Start of Record set

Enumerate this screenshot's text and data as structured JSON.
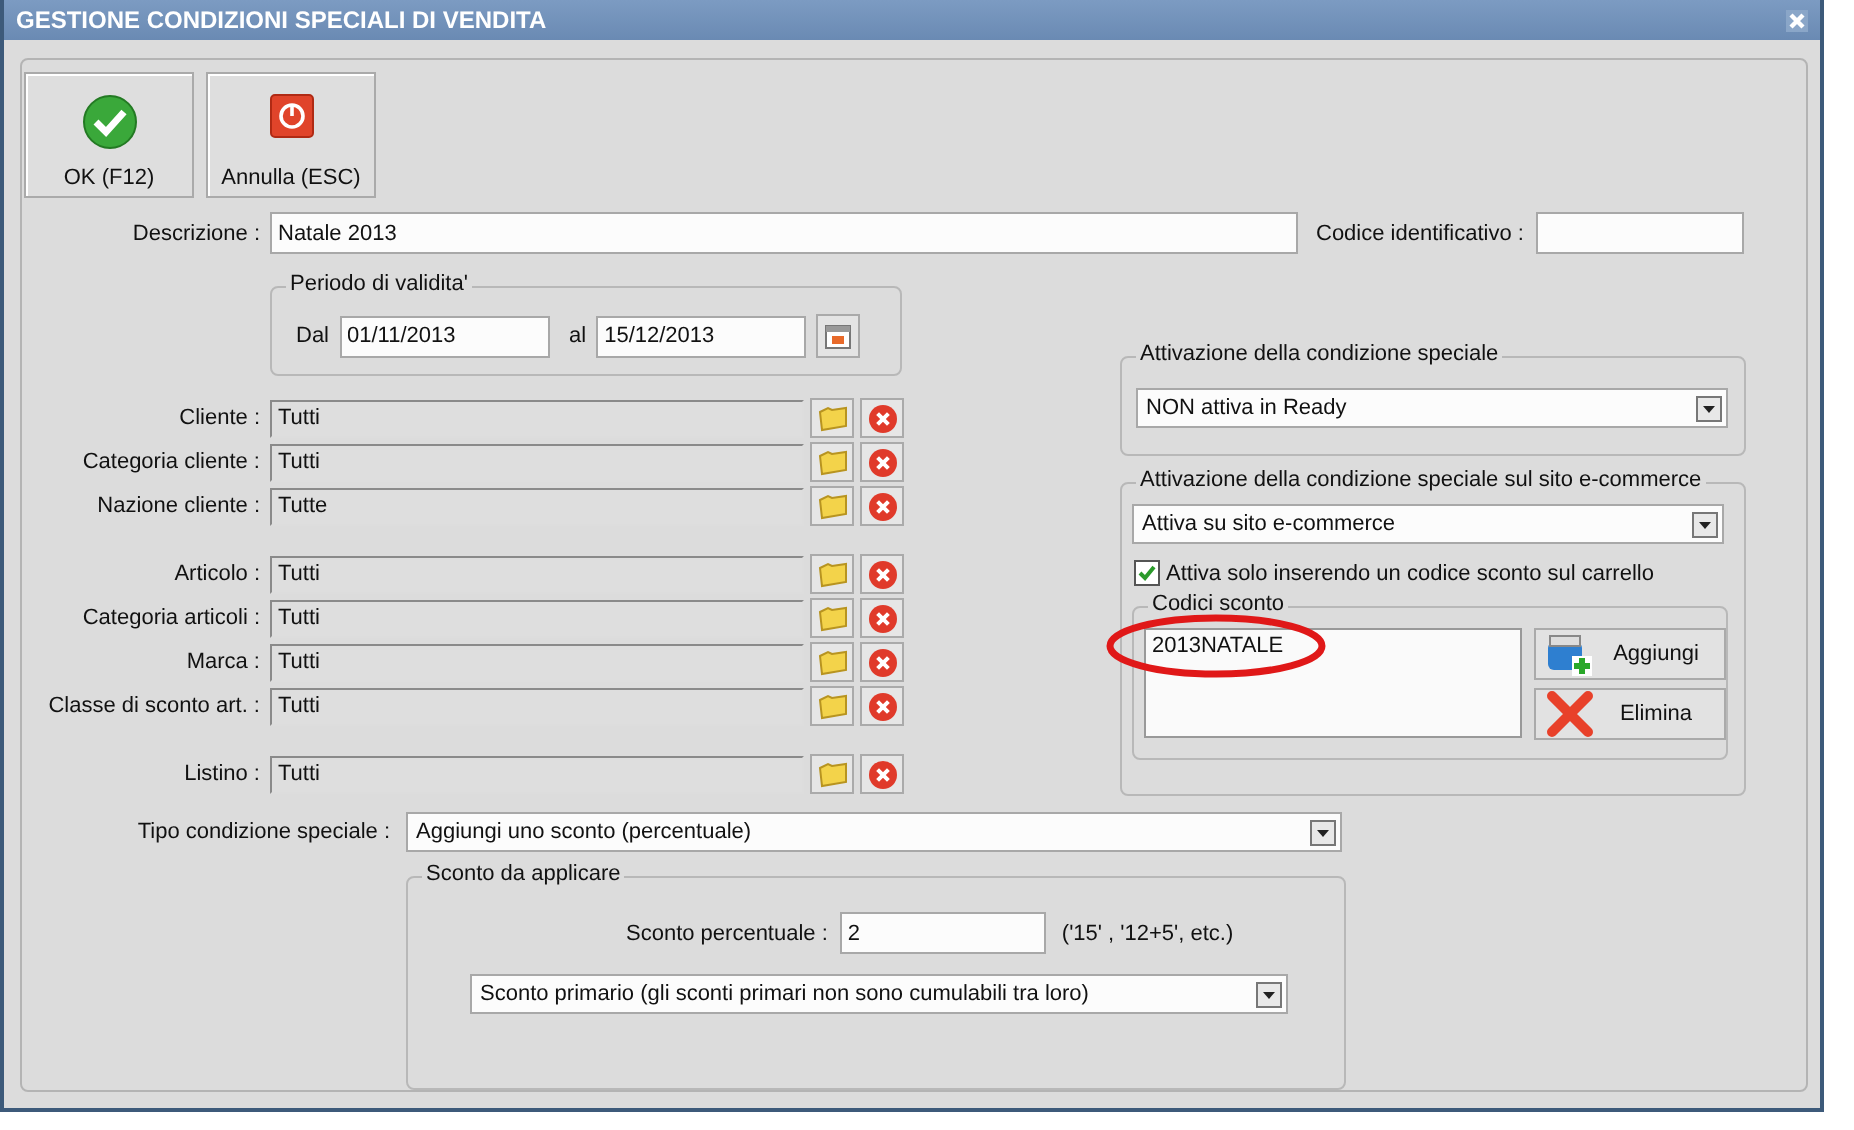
{
  "window": {
    "title": "GESTIONE CONDIZIONI SPECIALI DI VENDITA"
  },
  "toolbar": [
    {
      "kind": "ok",
      "label": "OK (F12)"
    },
    {
      "kind": "cancel",
      "label": "Annulla (ESC)"
    }
  ],
  "descrizione": {
    "label": "Descrizione :",
    "value": "Natale 2013"
  },
  "codice_identificativo": {
    "label": "Codice identificativo :"
  },
  "periodo": {
    "legend": "Periodo di validita'",
    "from_label": "Dal",
    "from": "01/11/2013",
    "to_label": "al",
    "to": "15/12/2013"
  },
  "lookup_groups": [
    {
      "fields": [
        {
          "label": "Cliente :",
          "value": "Tutti"
        },
        {
          "label": "Categoria cliente :",
          "value": "Tutti"
        },
        {
          "label": "Nazione cliente :",
          "value": "Tutte"
        }
      ]
    },
    {
      "fields": [
        {
          "label": "Articolo :",
          "value": "Tutti"
        },
        {
          "label": "Categoria articoli :",
          "value": "Tutti"
        },
        {
          "label": "Marca :",
          "value": "Tutti"
        },
        {
          "label": "Classe di sconto art. :",
          "value": "Tutti"
        }
      ]
    },
    {
      "fields": [
        {
          "label": "Listino :",
          "value": "Tutti"
        }
      ]
    }
  ],
  "attivazione": {
    "legend": "Attivazione della condizione speciale",
    "value": "NON attiva in Ready"
  },
  "ecommerce": {
    "legend": "Attivazione della condizione speciale sul sito e-commerce",
    "value": "Attiva su sito e-commerce",
    "checkbox": {
      "label": "Attiva solo inserendo un codice sconto sul carrello",
      "checked": true
    },
    "codici": {
      "legend": "Codici sconto",
      "items": [
        {
          "code": "2013NATALE",
          "circled": true
        }
      ],
      "buttons": [
        {
          "kind": "add",
          "label": "Aggiungi"
        },
        {
          "kind": "delete",
          "label": "Elimina"
        }
      ]
    }
  },
  "tipo": {
    "label": "Tipo condizione speciale :",
    "value": "Aggiungi uno sconto (percentuale)"
  },
  "sconto": {
    "legend": "Sconto da applicare",
    "label": "Sconto percentuale :",
    "value": "2",
    "hint": "('15' ,  '12+5', etc.)",
    "type_value": "Sconto primario (gli sconti primari non sono cumulabili tra loro)"
  }
}
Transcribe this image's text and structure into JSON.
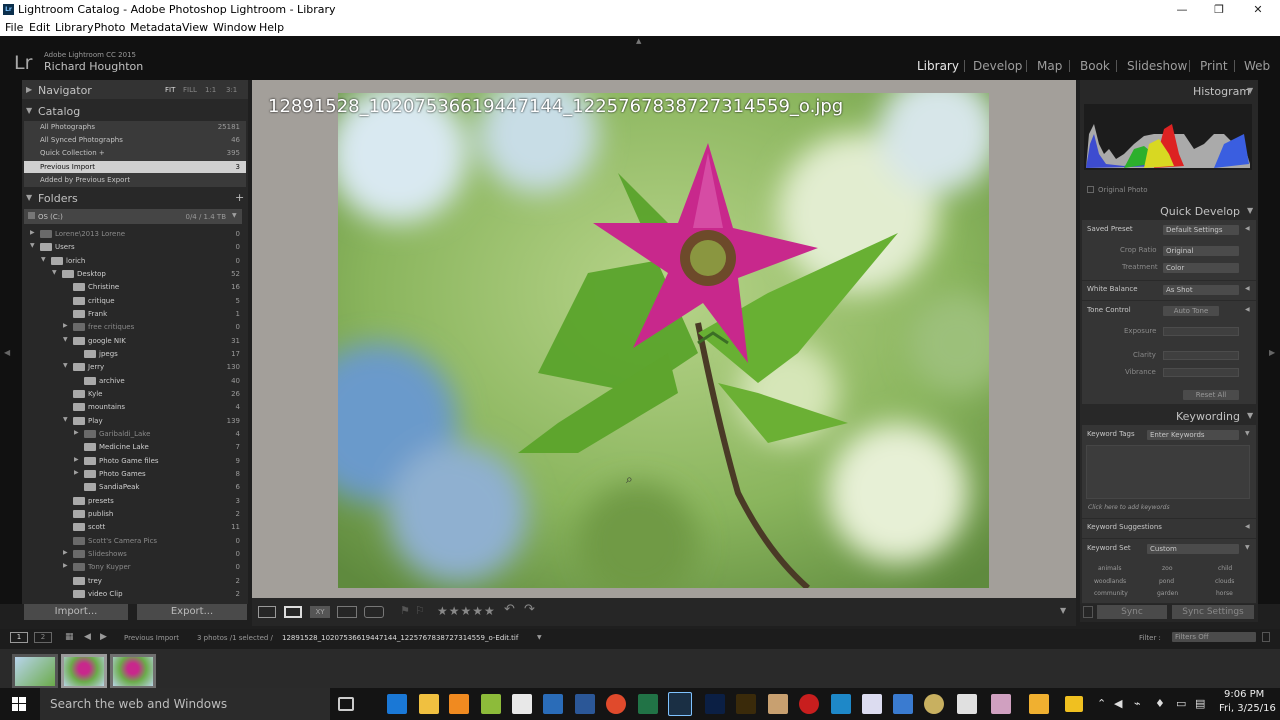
{
  "window": {
    "title": "Lightroom Catalog - Adobe Photoshop Lightroom - Library"
  },
  "menu": [
    "File",
    "Edit",
    "Library",
    "Photo",
    "Metadata",
    "View",
    "Window",
    "Help"
  ],
  "identity": {
    "logo": "Lr",
    "version": "Adobe Lightroom CC 2015",
    "user": "Richard Houghton"
  },
  "modules": [
    "Library",
    "Develop",
    "Map",
    "Book",
    "Slideshow",
    "Print",
    "Web"
  ],
  "navigator": {
    "title": "Navigator",
    "zoom": [
      "FIT",
      "FILL",
      "1:1",
      "3:1"
    ]
  },
  "catalog": {
    "title": "Catalog",
    "items": [
      {
        "label": "All Photographs",
        "count": "25181"
      },
      {
        "label": "All Synced Photographs",
        "count": "46"
      },
      {
        "label": "Quick Collection +",
        "count": "395"
      },
      {
        "label": "Previous Import",
        "count": "3"
      },
      {
        "label": "Added by Previous Export",
        "count": ""
      }
    ]
  },
  "folders": {
    "title": "Folders",
    "add": "+",
    "volume": {
      "label": "OS (C:)",
      "size": "0/4 / 1.4 TB"
    },
    "items": [
      {
        "label": "Lorene\\2013 Lorene",
        "count": "0"
      },
      {
        "label": "Users",
        "count": "0"
      },
      {
        "label": "lorich",
        "count": "0"
      },
      {
        "label": "Desktop",
        "count": "52"
      },
      {
        "label": "Christine",
        "count": "16"
      },
      {
        "label": "critique",
        "count": "5"
      },
      {
        "label": "Frank",
        "count": "1"
      },
      {
        "label": "free critiques",
        "count": "0"
      },
      {
        "label": "google NIK",
        "count": "31"
      },
      {
        "label": "jpegs",
        "count": "17"
      },
      {
        "label": "Jerry",
        "count": "130"
      },
      {
        "label": "archive",
        "count": "40"
      },
      {
        "label": "Kyle",
        "count": "26"
      },
      {
        "label": "mountains",
        "count": "4"
      },
      {
        "label": "Play",
        "count": "139"
      },
      {
        "label": "Garibaldi_Lake",
        "count": "4"
      },
      {
        "label": "Medicine Lake",
        "count": "7"
      },
      {
        "label": "Photo Game files",
        "count": "9"
      },
      {
        "label": "Photo Games",
        "count": "8"
      },
      {
        "label": "SandiaPeak",
        "count": "6"
      },
      {
        "label": "presets",
        "count": "3"
      },
      {
        "label": "publish",
        "count": "2"
      },
      {
        "label": "scott",
        "count": "11"
      },
      {
        "label": "Scott's Camera Pics",
        "count": "0"
      },
      {
        "label": "Slideshows",
        "count": "0"
      },
      {
        "label": "Tony Kuyper",
        "count": "0"
      },
      {
        "label": "trey",
        "count": "2"
      },
      {
        "label": "video Clip",
        "count": "2"
      }
    ]
  },
  "left_buttons": {
    "import": "Import...",
    "export": "Export..."
  },
  "photo": {
    "filename": "12891528_10207536619447144_1225767838727314559_o.jpg"
  },
  "histogram": {
    "title": "Histogram",
    "original": "Original Photo"
  },
  "quick_develop": {
    "title": "Quick Develop",
    "saved_preset": {
      "label": "Saved Preset",
      "value": "Default Settings"
    },
    "crop_ratio": {
      "label": "Crop Ratio",
      "value": "Original"
    },
    "treatment": {
      "label": "Treatment",
      "value": "Color"
    },
    "white_balance": {
      "label": "White Balance",
      "value": "As Shot"
    },
    "tone_control": {
      "label": "Tone Control",
      "value": "Auto Tone"
    },
    "exposure": "Exposure",
    "clarity": "Clarity",
    "vibrance": "Vibrance",
    "reset": "Reset All"
  },
  "keywording": {
    "title": "Keywording",
    "tags_label": "Keyword Tags",
    "tags_value": "Enter Keywords",
    "hint": "Click here to add keywords",
    "suggestions": "Keyword Suggestions",
    "set_label": "Keyword Set",
    "set_value": "Custom",
    "words": [
      "animals",
      "zoo",
      "child",
      "woodlands",
      "pond",
      "clouds",
      "community",
      "garden",
      "horse"
    ]
  },
  "sync": {
    "sync": "Sync",
    "settings": "Sync Settings"
  },
  "toolbar": {
    "stars": "★★★★★"
  },
  "filmstrip": {
    "pages": [
      "1",
      "2"
    ],
    "source": "Previous Import",
    "info": "3 photos /1 selected /",
    "file": "12891528_10207536619447144_1225767838727314559_o-Edit.tif",
    "filter_label": "Filter :",
    "filter_value": "Filters Off"
  },
  "taskbar": {
    "search": "Search the web and Windows",
    "time": "9:06 PM",
    "date": "Fri, 3/25/16"
  }
}
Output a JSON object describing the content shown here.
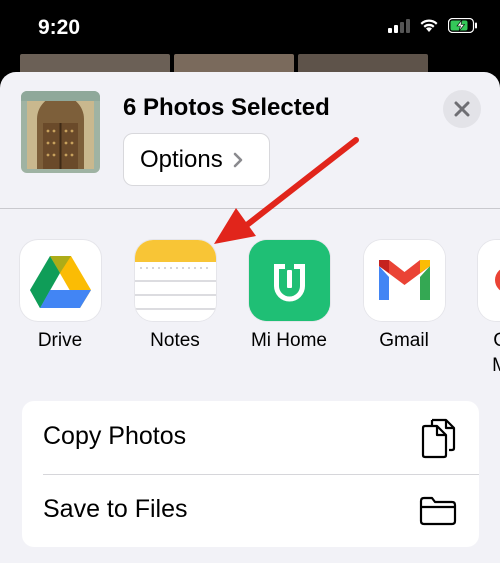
{
  "status_bar": {
    "time": "9:20"
  },
  "share_sheet": {
    "title": "6 Photos Selected",
    "options_label": "Options",
    "apps": [
      {
        "label": "Drive",
        "icon": "google-drive-icon"
      },
      {
        "label": "Notes",
        "icon": "notes-icon"
      },
      {
        "label": "Mi Home",
        "icon": "mi-home-icon"
      },
      {
        "label": "Gmail",
        "icon": "gmail-icon"
      },
      {
        "label": "G",
        "label_line2": "M",
        "icon": "partial-app-icon"
      }
    ],
    "actions": [
      {
        "label": "Copy Photos",
        "icon": "copy-photos-icon"
      },
      {
        "label": "Save to Files",
        "icon": "folder-icon"
      }
    ]
  },
  "colors": {
    "mi_home_green": "#1fbf75",
    "annotation_red": "#e1251b",
    "notes_yellow": "#f8c536"
  }
}
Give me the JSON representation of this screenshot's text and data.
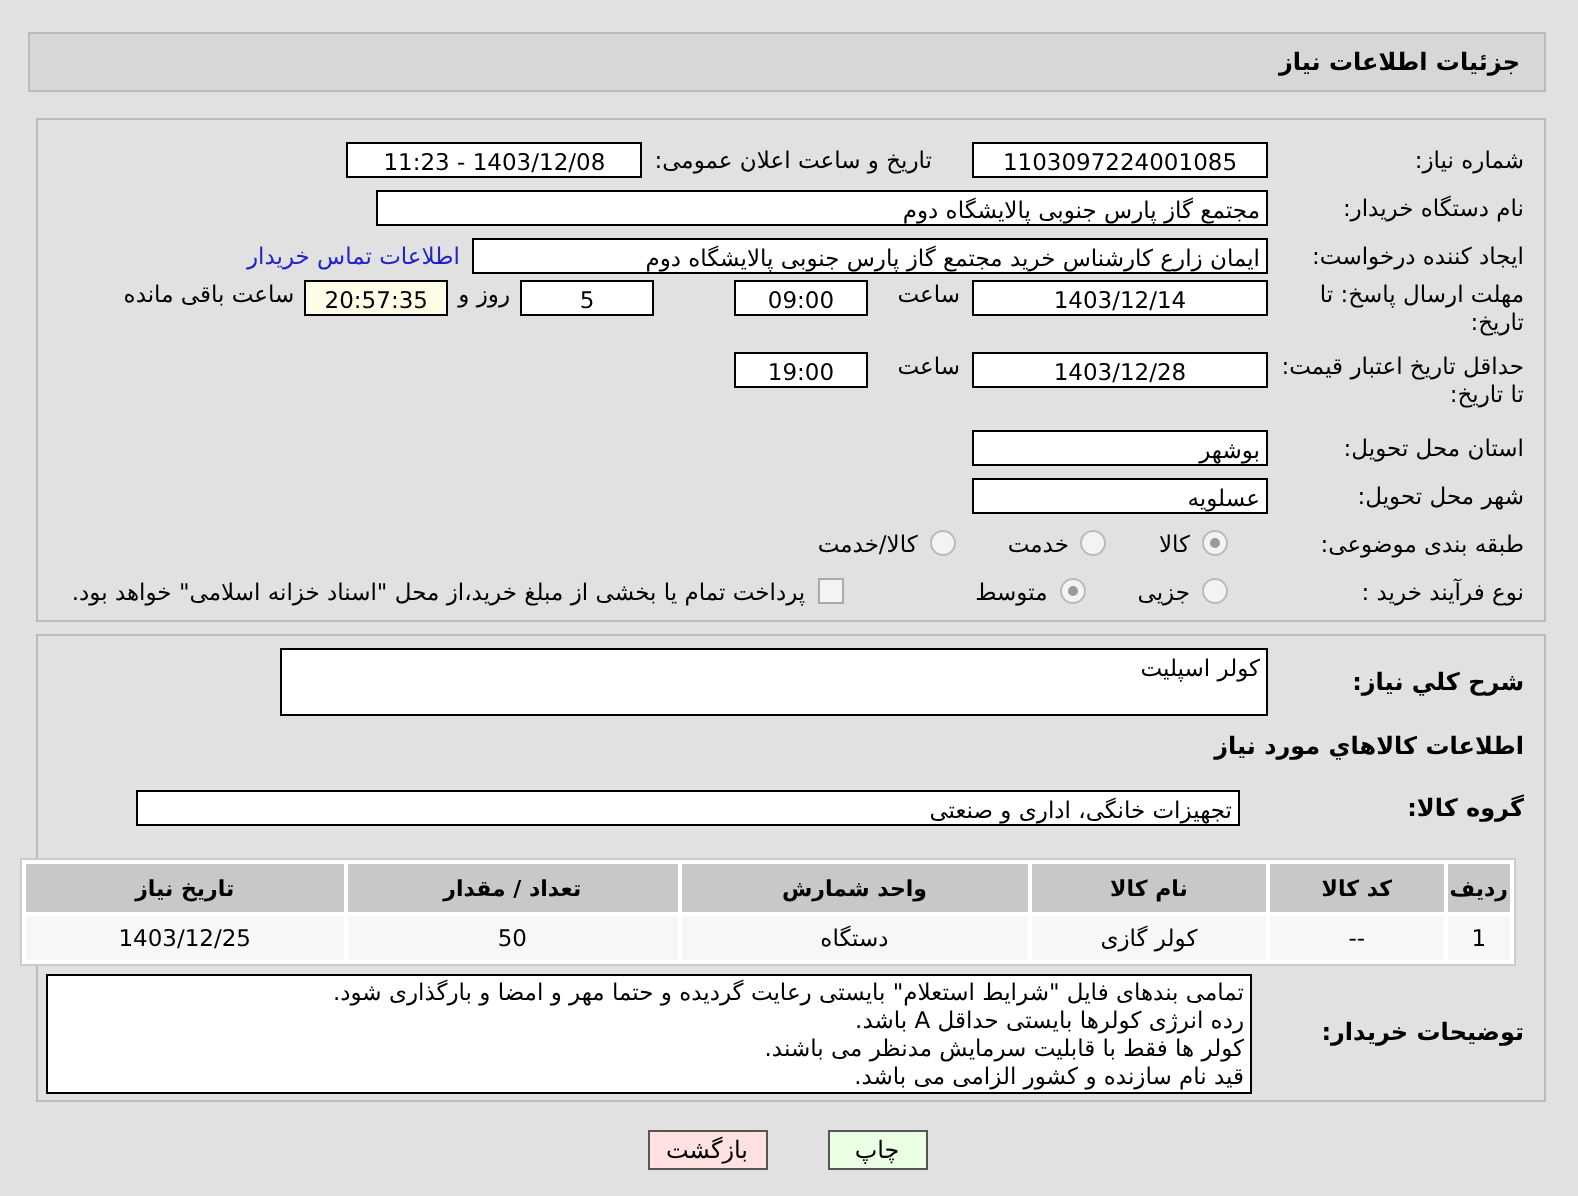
{
  "header": {
    "title": "جزئیات اطلاعات نیاز"
  },
  "need_number": {
    "label": "شماره نیاز:",
    "value": "1103097224001085"
  },
  "announce": {
    "label": "تاریخ و ساعت اعلان عمومی:",
    "value": "1403/12/08 - 11:23"
  },
  "buyer": {
    "label": "نام دستگاه خریدار:",
    "value": "مجتمع گاز پارس جنوبی  پالایشگاه دوم"
  },
  "creator": {
    "label": "ایجاد کننده درخواست:",
    "value": "ایمان زارع کارشناس خرید مجتمع گاز پارس جنوبی  پالایشگاه دوم",
    "link": "اطلاعات تماس خریدار"
  },
  "deadline": {
    "label": "مهلت ارسال پاسخ: تا تاریخ:",
    "date": "1403/12/14",
    "time_label": "ساعت",
    "time": "09:00",
    "days": "5",
    "days_label": "روز و",
    "remaining": "20:57:35",
    "remaining_label": "ساعت باقی مانده"
  },
  "validity": {
    "label": "حداقل تاریخ اعتبار قیمت: تا تاریخ:",
    "date": "1403/12/28",
    "time_label": "ساعت",
    "time": "19:00"
  },
  "province": {
    "label": "استان محل تحویل:",
    "value": "بوشهر"
  },
  "city": {
    "label": "شهر محل تحویل:",
    "value": "عسلویه"
  },
  "category": {
    "label": "طبقه بندی موضوعی:",
    "options": [
      {
        "label": "کالا",
        "selected": true
      },
      {
        "label": "خدمت",
        "selected": false
      },
      {
        "label": "کالا/خدمت",
        "selected": false
      }
    ]
  },
  "process": {
    "label": "نوع فرآیند خرید :",
    "options": [
      {
        "label": "جزیی",
        "selected": false
      },
      {
        "label": "متوسط",
        "selected": true
      }
    ],
    "treasury": {
      "label": "پرداخت تمام یا بخشی از مبلغ خرید،از محل \"اسناد خزانه اسلامی\" خواهد بود.",
      "checked": false
    }
  },
  "description": {
    "label": "شرح کلي نياز:",
    "value": "کولر اسپلیت"
  },
  "goods_heading": "اطلاعات کالاهاي مورد نياز",
  "goods_group": {
    "label": "گروه کالا:",
    "value": "تجهیزات خانگی، اداری و صنعتی"
  },
  "table": {
    "columns": [
      "ردیف",
      "کد کالا",
      "نام کالا",
      "واحد شمارش",
      "تعداد / مقدار",
      "تاریخ نیاز"
    ],
    "rows": [
      [
        "1",
        "--",
        "کولر گازی",
        "دستگاه",
        "50",
        "1403/12/25"
      ]
    ]
  },
  "notes": {
    "label": "توضیحات خریدار:",
    "lines": [
      "تمامی بندهای فایل \"شرایط استعلام\" بایستی رعایت گردیده و حتما مهر و امضا و بارگذاری شود.",
      "رده انرژی کولرها بایستی حداقل A باشد.",
      "کولر ها فقط با قابلیت سرمایش مدنظر می باشند.",
      "قید نام سازنده و کشور الزامی می باشد."
    ]
  },
  "buttons": [
    {
      "label": "چاپ",
      "kind": "print"
    },
    {
      "label": "بازگشت",
      "kind": "back"
    }
  ]
}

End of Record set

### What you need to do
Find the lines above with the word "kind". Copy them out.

### Answer to the exercise
      "kind": "ok",
      "kind": "cancel",
          "kind": "add",
          "kind": "delete",
      "kind": "print"
      "kind": "back"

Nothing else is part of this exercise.